For clarity, I (and a few other locals) post/transcribe (non-LE, non-medical UNLESS it affects public access) events to a public safety group, in real time so others in the area (local only) can also be aware without the cost of buying a scanner. BUT the difference there is that no names are ever used, no specifics about injuries and much of it is generalized AND explained because I have the background (have degrees in fire and LE and experience) so this informs AND generates more support for all the agencies in the area (many of which are volunteer). If the public has access to what the "SMITH FD" is doing to protect and serve (in a positive light), they're more likely to chip in at benefits or fund raising.
It means I can apply my training and experience while still
giving something to the community I'm a part of, but without
further risk to the body parts that still function. ;-) Creative writing
isn't allowed (I can make educated guesses) and is quickly removed
if presented; comments are kept appropriate as well. This keeps
the written 'noise' low for simpler reader participation.
This is entirely legal and well in 'the safe zone" because it's
well filtered; the public is informed enough to be safer and it's
generic (but being small towns, it doesn't take them long to find
out more than what is posted, we just don't confirm or deny until
the public agency has posted in more detail). Others with
scanners know the 'inside scoop' and keep quiet or chime in. In
just over a year, about 5-8% of the local (mostly very rural) area
subscribes. They really want to know more quickly in 'fire
season' since the resources of the LE (as an example) are too
limited to get everyone notified if an evacuation is happening.
Nixle or similar just take too long because staff is dealing with
the emergent event and simply don't have the time at first. Or
they just want to know so they can adjust their travel timing;
will the school buses be on time or similar.
It truly does open the door for neighbor helping neighbor; the
outpouring is both sincere and rapid. I'm in awe every time it
If everything heard on a scanner was posted (some 90% of all FD
tone outs are medical in nature, therefore not posted, a small
percentage is ag/forest burning this time of year; also ignored),
I'd never sleep and the average reader would be bored to tears and
leave. After listening for decades, scanner chatter may be
constantly running in the background (4 scanners scattered around
the house, all kept low volume) but I won't actively hear it
unless it is within the area I want to know about AND it will
cause the public (drivers for example) some issues. The rest is
simply filtered out, I don't consciously hear it. It also sounds
like a firehouse or Sheriff's office, a 'happy noise' for me.
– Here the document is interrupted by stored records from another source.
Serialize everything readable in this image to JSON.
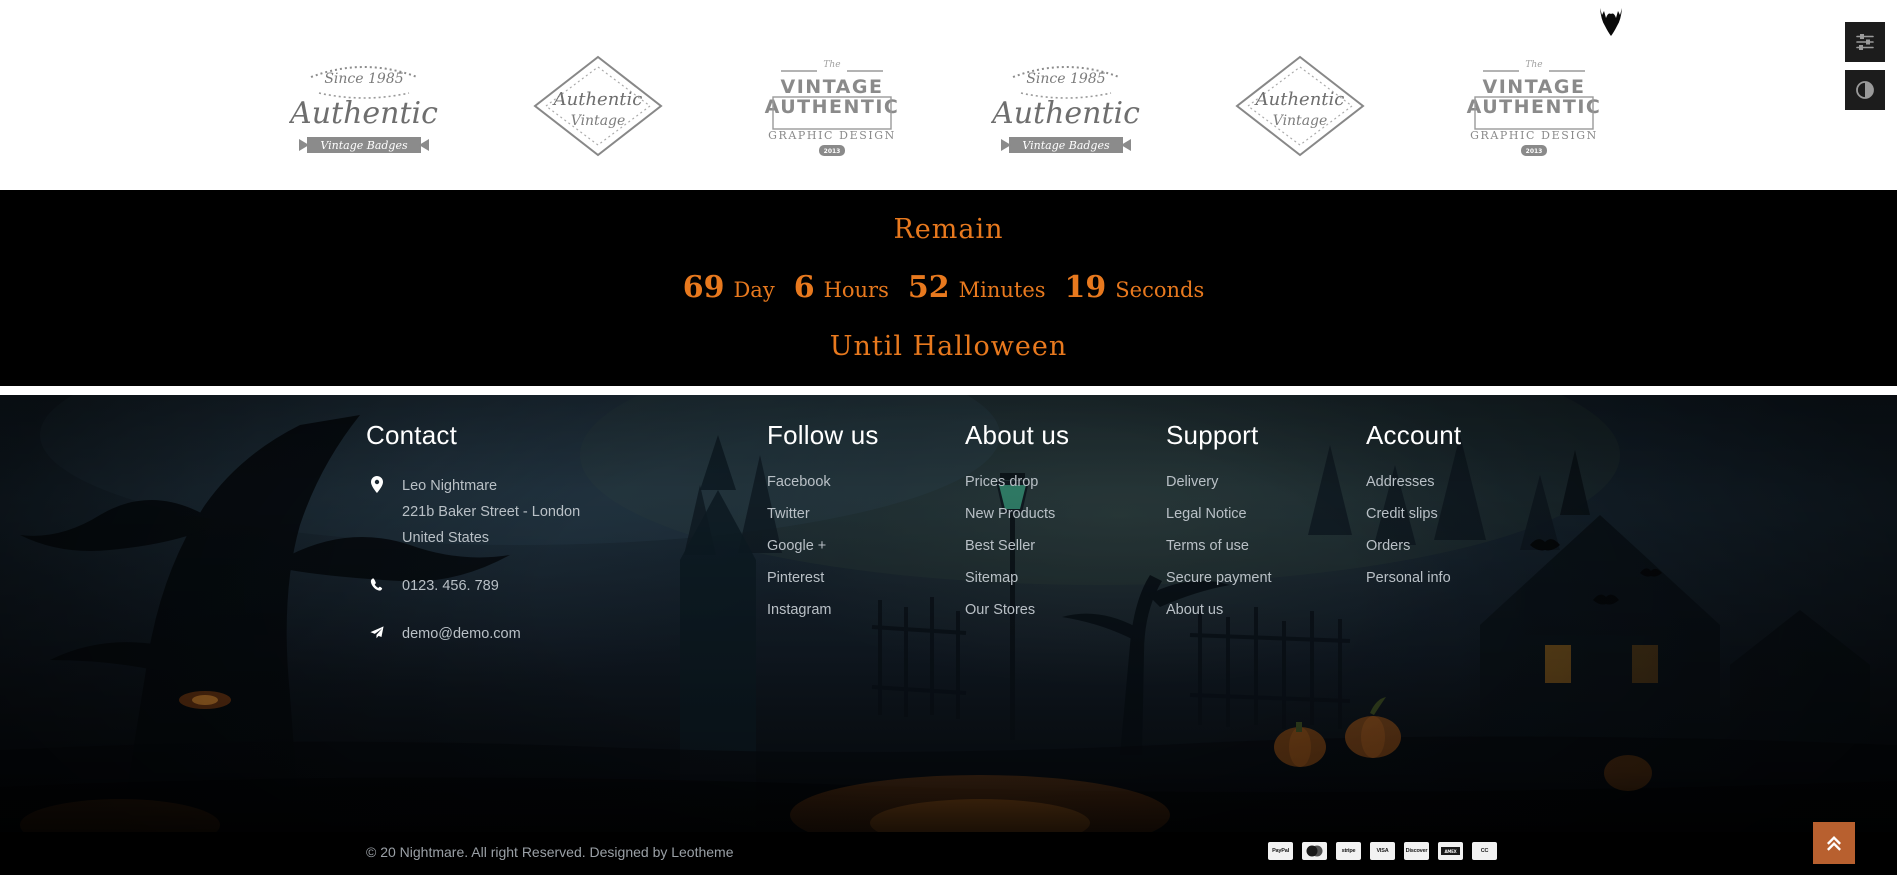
{
  "brand_strip": {
    "logos": [
      {
        "id": "authentic-vintage-badges",
        "since": "Since 1985",
        "name": "Authentic",
        "ribbon": "Vintage Badges"
      },
      {
        "id": "authentic-vintage-diamond",
        "line1": "Authentic",
        "line2": "Vintage"
      },
      {
        "id": "vintage-authentic-graphic-design",
        "the": "The",
        "line1": "VINTAGE",
        "line2": "AUTHENTIC",
        "line3": "GRAPHIC DESIGN",
        "year": "2013"
      },
      {
        "id": "authentic-vintage-badges",
        "since": "Since 1985",
        "name": "Authentic",
        "ribbon": "Vintage Badges"
      },
      {
        "id": "authentic-vintage-diamond",
        "line1": "Authentic",
        "line2": "Vintage"
      },
      {
        "id": "vintage-authentic-graphic-design",
        "the": "The",
        "line1": "VINTAGE",
        "line2": "AUTHENTIC",
        "line3": "GRAPHIC DESIGN",
        "year": "2013"
      }
    ]
  },
  "tools": {
    "settings_icon": "sliders-icon",
    "contrast_icon": "contrast-icon"
  },
  "decor": {
    "bat_icon": "bat-icon"
  },
  "countdown": {
    "title": "Remain",
    "days": "69",
    "days_label": "Day",
    "hours": "6",
    "hours_label": "Hours",
    "minutes": "52",
    "minutes_label": "Minutes",
    "seconds": "19",
    "seconds_label": "Seconds",
    "footer_text": "Until Halloween",
    "accent_color": "#e8791e",
    "background_color": "#000000"
  },
  "footer": {
    "contact": {
      "title": "Contact",
      "address_icon": "location-pin-icon",
      "address_lines": [
        "Leo Nightmare",
        "221b Baker Street - London",
        "United States"
      ],
      "phone_icon": "phone-icon",
      "phone": "0123. 456. 789",
      "email_icon": "paper-plane-icon",
      "email": "demo@demo.com"
    },
    "follow": {
      "title": "Follow us",
      "links": [
        "Facebook",
        "Twitter",
        "Google +",
        "Pinterest",
        "Instagram"
      ]
    },
    "about": {
      "title": "About us",
      "links": [
        "Prices drop",
        "New Products",
        "Best Seller",
        "Sitemap",
        "Our Stores"
      ]
    },
    "support": {
      "title": "Support",
      "links": [
        "Delivery",
        "Legal Notice",
        "Terms of use",
        "Secure payment",
        "About us"
      ]
    },
    "account": {
      "title": "Account",
      "links": [
        "Addresses",
        "Credit slips",
        "Orders",
        "Personal info"
      ]
    }
  },
  "copyright": {
    "text": "© 20   Nightmare. All right Reserved. Designed by Leotheme",
    "payment_methods": [
      "PayPal",
      "Mastercard",
      "stripe",
      "VISA",
      "Discover",
      "American Express",
      "CC"
    ]
  },
  "scroll_top": {
    "icon": "double-chevron-up-icon",
    "color": "#b8602f"
  }
}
Keep secure what needs to be secure for staff safety, let the
rest be heard by the public or moved to cell phones; it is the
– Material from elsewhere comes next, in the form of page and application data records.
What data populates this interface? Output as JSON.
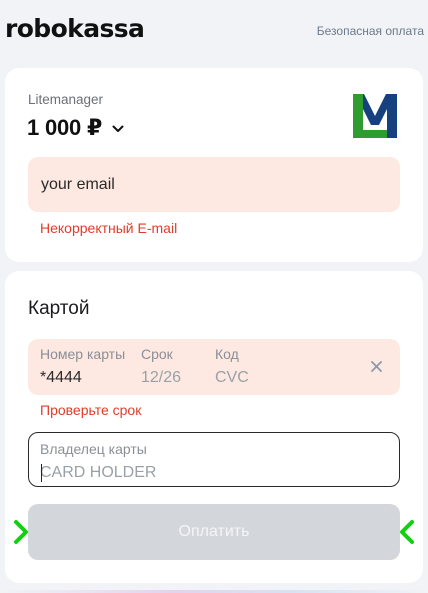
{
  "header": {
    "logo_text": "robokassa",
    "secure_text": "Безопасная оплата"
  },
  "order": {
    "merchant": "Litemanager",
    "amount": "1 000 ₽"
  },
  "email": {
    "placeholder": "your email",
    "error": "Некорректный E-mail"
  },
  "card": {
    "title": "Картой",
    "number_label": "Номер карты",
    "number_value": "*4444",
    "expiry_label": "Срок",
    "expiry_value": "12/26",
    "cvc_label": "Код",
    "cvc_placeholder": "CVC",
    "error": "Проверьте срок",
    "holder_label": "Владелец карты",
    "holder_placeholder": "CARD HOLDER"
  },
  "pay_button": "Оплатить",
  "colors": {
    "error_text": "#e23c29",
    "field_error_bg": "#fde9e1",
    "button_disabled": "#d3d7dc",
    "arrow_green": "#10d010",
    "logo_blue": "#17407e",
    "logo_green": "#2f9c2f"
  },
  "icons": {
    "amount_toggle": "chevron-down-icon",
    "merchant_logo": "merchant-logo-icon",
    "clear_card": "close-icon",
    "annotation_left": "chevron-right-icon",
    "annotation_right": "chevron-left-icon"
  }
}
public right to access. That is the essence of what the courts
have decided. They got it right.
On 11/11/2019 9:43 AM, richardson_ed wrote: